> [Entries shown]:
Start of Block

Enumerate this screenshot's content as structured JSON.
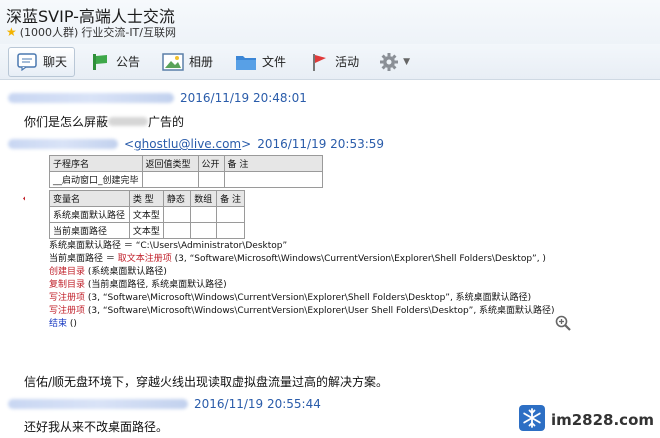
{
  "header": {
    "title": "深蓝SVIP-高端人士交流",
    "member_count": "(1000人群)",
    "category": "行业交流-IT/互联网"
  },
  "toolbar": {
    "tabs": [
      {
        "label": "聊天",
        "icon": "chat-icon"
      },
      {
        "label": "公告",
        "icon": "announcement-icon"
      },
      {
        "label": "相册",
        "icon": "photo-icon"
      },
      {
        "label": "文件",
        "icon": "folder-icon"
      },
      {
        "label": "活动",
        "icon": "flag-icon"
      }
    ],
    "settings_icon": "gear-icon"
  },
  "messages": [
    {
      "time": "2016/11/19 20:48:01",
      "text": "你们是怎么屏蔽",
      "text_after": "广告的"
    },
    {
      "email": "ghostlu@live.com",
      "time": "2016/11/19 20:53:59",
      "open_bracket": "<",
      "close_bracket": ">"
    },
    {
      "text": "信佑/顺无盘环境下，穿越火线出现读取虚拟盘流量过高的解决方案。"
    },
    {
      "time": "2016/11/19 20:55:44",
      "text": "还好我从来不改桌面路径。"
    }
  ],
  "embed": {
    "table1": {
      "headers": [
        "子程序名",
        "返回值类型",
        "公开",
        "备 注"
      ],
      "rows": [
        [
          "__启动窗口_创建完毕",
          "",
          "",
          ""
        ]
      ]
    },
    "table2": {
      "headers": [
        "变量名",
        "类 型",
        "静态",
        "数组",
        "备 注"
      ],
      "rows": [
        [
          "系统桌面默认路径",
          "文本型",
          "",
          "",
          ""
        ],
        [
          "当前桌面路径",
          "文本型",
          "",
          "",
          ""
        ]
      ]
    },
    "code_lines": [
      {
        "color": "black",
        "text": "系统桌面默认路径 ＝ “C:\\Users\\Administrator\\Desktop”"
      },
      {
        "color": "mixed",
        "prefix": "当前桌面路径 ＝ ",
        "red": "取文本注册项",
        "suffix": " (3, “Software\\Microsoft\\Windows\\CurrentVersion\\Explorer\\Shell Folders\\Desktop”, )"
      },
      {
        "color": "red",
        "text": "创建目录",
        "suffix": " (系统桌面默认路径)"
      },
      {
        "color": "red",
        "text": "复制目录",
        "suffix": " (当前桌面路径, 系统桌面默认路径)"
      },
      {
        "color": "red",
        "text": "写注册项",
        "suffix": " (3, “Software\\Microsoft\\Windows\\CurrentVersion\\Explorer\\Shell Folders\\Desktop”, 系统桌面默认路径)"
      },
      {
        "color": "red",
        "text": "写注册项",
        "suffix": " (3, “Software\\Microsoft\\Windows\\CurrentVersion\\Explorer\\User Shell Folders\\Desktop”, 系统桌面默认路径)"
      },
      {
        "color": "blue",
        "text": "结束",
        "suffix": " ()"
      }
    ]
  },
  "watermark": "im2828.com"
}
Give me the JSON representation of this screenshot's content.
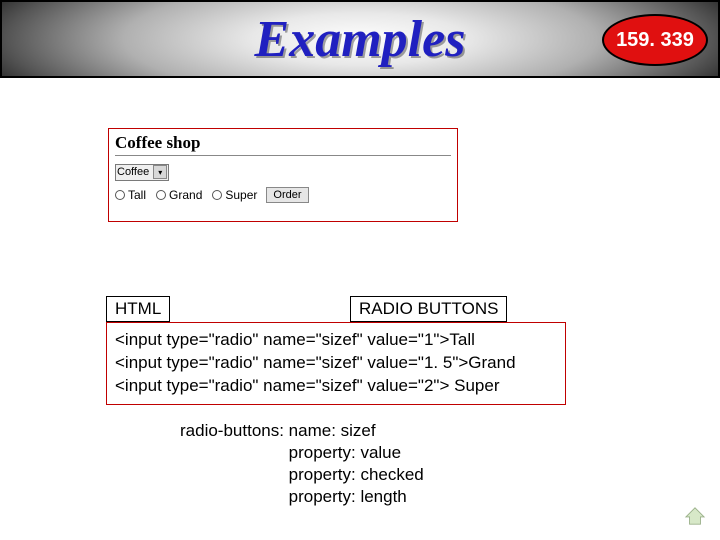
{
  "header": {
    "title": "Examples",
    "badge": "159. 339"
  },
  "form_demo": {
    "title": "Coffee shop",
    "select_value": "Coffee",
    "radios": [
      "Tall",
      "Grand",
      "Super"
    ],
    "button": "Order"
  },
  "labels": {
    "html": "HTML",
    "radio": "RADIO BUTTONS"
  },
  "code_lines": [
    "<input type=\"radio\" name=\"sizef\" value=\"1\">Tall",
    "<input type=\"radio\" name=\"sizef\" value=\"1. 5\">Grand",
    "<input type=\"radio\" name=\"sizef\" value=\"2\"> Super"
  ],
  "props_text": "radio-buttons: name: sizef\n                       property: value\n                       property: checked\n                       property: length"
}
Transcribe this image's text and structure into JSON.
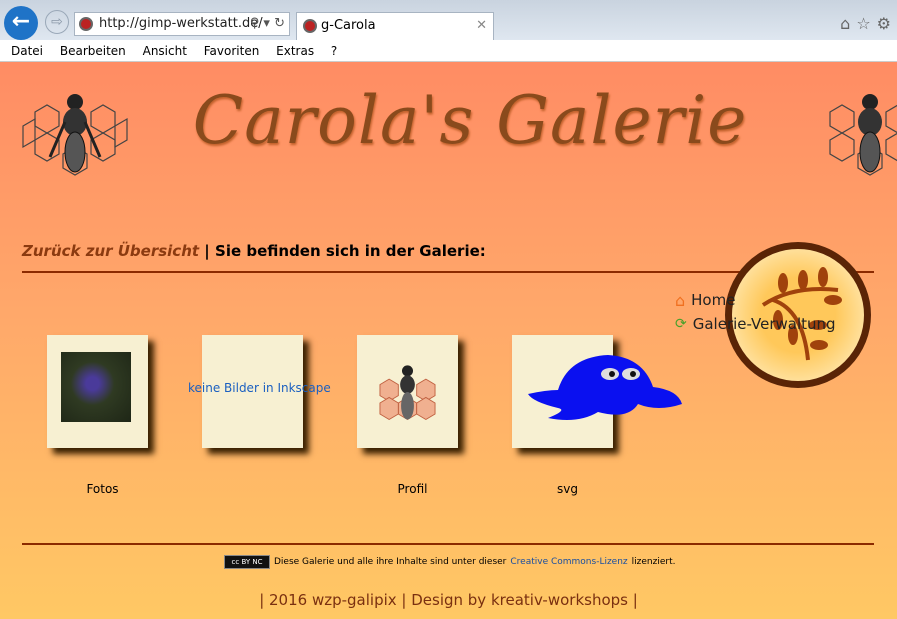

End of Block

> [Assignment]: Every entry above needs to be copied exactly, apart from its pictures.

> [Result]:
Enumerate this screenshot's content as structured JSON.
{
  "header": {
    "title": "深蓝SVIP-高端人士交流",
    "member_count": "(1000人群)",
    "category": "行业交流-IT/互联网"
  },
  "toolbar": {
    "tabs": [
      {
        "label": "聊天",
        "icon": "chat-icon"
      },
      {
        "label": "公告",
        "icon": "announcement-icon"
      },
      {
        "label": "相册",
        "icon": "photo-icon"
      },
      {
        "label": "文件",
        "icon": "folder-icon"
      },
      {
        "label": "活动",
        "icon": "flag-icon"
      }
    ],
    "settings_icon": "gear-icon"
  },
  "messages": [
    {
      "time": "2016/11/19 20:48:01",
      "text": "你们是怎么屏蔽",
      "text_after": "广告的"
    },
    {
      "email": "ghostlu@live.com",
      "time": "2016/11/19 20:53:59",
      "open_bracket": "<",
      "close_bracket": ">"
    },
    {
      "text": "信佑/顺无盘环境下，穿越火线出现读取虚拟盘流量过高的解决方案。"
    },
    {
      "time": "2016/11/19 20:55:44",
      "text": "还好我从来不改桌面路径。"
    }
  ],
  "embed": {
    "table1": {
      "headers": [
        "子程序名",
        "返回值类型",
        "公开",
        "备 注"
      ],
      "rows": [
        [
          "__启动窗口_创建完毕",
          "",
          "",
          ""
        ]
      ]
    },
    "table2": {
      "headers": [
        "变量名",
        "类 型",
        "静态",
        "数组",
        "备 注"
      ],
      "rows": [
        [
          "系统桌面默认路径",
          "文本型",
          "",
          "",
          ""
        ],
        [
          "当前桌面路径",
          "文本型",
          "",
          "",
          ""
        ]
      ]
    },
    "code_lines": [
      {
        "color": "black",
        "text": "系统桌面默认路径 ＝ “C:\\Users\\Administrator\\Desktop”"
      },
      {
        "color": "mixed",
        "prefix": "当前桌面路径 ＝ ",
        "red": "取文本注册项",
        "suffix": " (3, “Software\\Microsoft\\Windows\\CurrentVersion\\Explorer\\Shell Folders\\Desktop”, )"
      },
      {
        "color": "red",
        "text": "创建目录",
        "suffix": " (系统桌面默认路径)"
      },
      {
        "color": "red",
        "text": "复制目录",
        "suffix": " (当前桌面路径, 系统桌面默认路径)"
      },
      {
        "color": "red",
        "text": "写注册项",
        "suffix": " (3, “Software\\Microsoft\\Windows\\CurrentVersion\\Explorer\\Shell Folders\\Desktop”, 系统桌面默认路径)"
      },
      {
        "color": "red",
        "text": "写注册项",
        "suffix": " (3, “Software\\Microsoft\\Windows\\CurrentVersion\\Explorer\\User Shell Folders\\Desktop”, 系统桌面默认路径)"
      },
      {
        "color": "blue",
        "text": "结束",
        "suffix": " ()"
      }
    ]
  },
  "watermark": "im2828.com"
}
Give me the JSON representation of this screenshot's content.
{
  "header": {
    "title": "Examples",
    "badge": "159. 339"
  },
  "form_demo": {
    "title": "Coffee shop",
    "select_value": "Coffee",
    "radios": [
      "Tall",
      "Grand",
      "Super"
    ],
    "button": "Order"
  },
  "labels": {
    "html": "HTML",
    "radio": "RADIO BUTTONS"
  },
  "code_lines": [
    "<input type=\"radio\" name=\"sizef\" value=\"1\">Tall",
    "<input type=\"radio\" name=\"sizef\" value=\"1. 5\">Grand",
    "<input type=\"radio\" name=\"sizef\" value=\"2\"> Super"
  ],
  "props_text": "radio-buttons: name: sizef\n                       property: value\n                       property: checked\n                       property: length"
}
Transcribe this image's text and structure into JSON.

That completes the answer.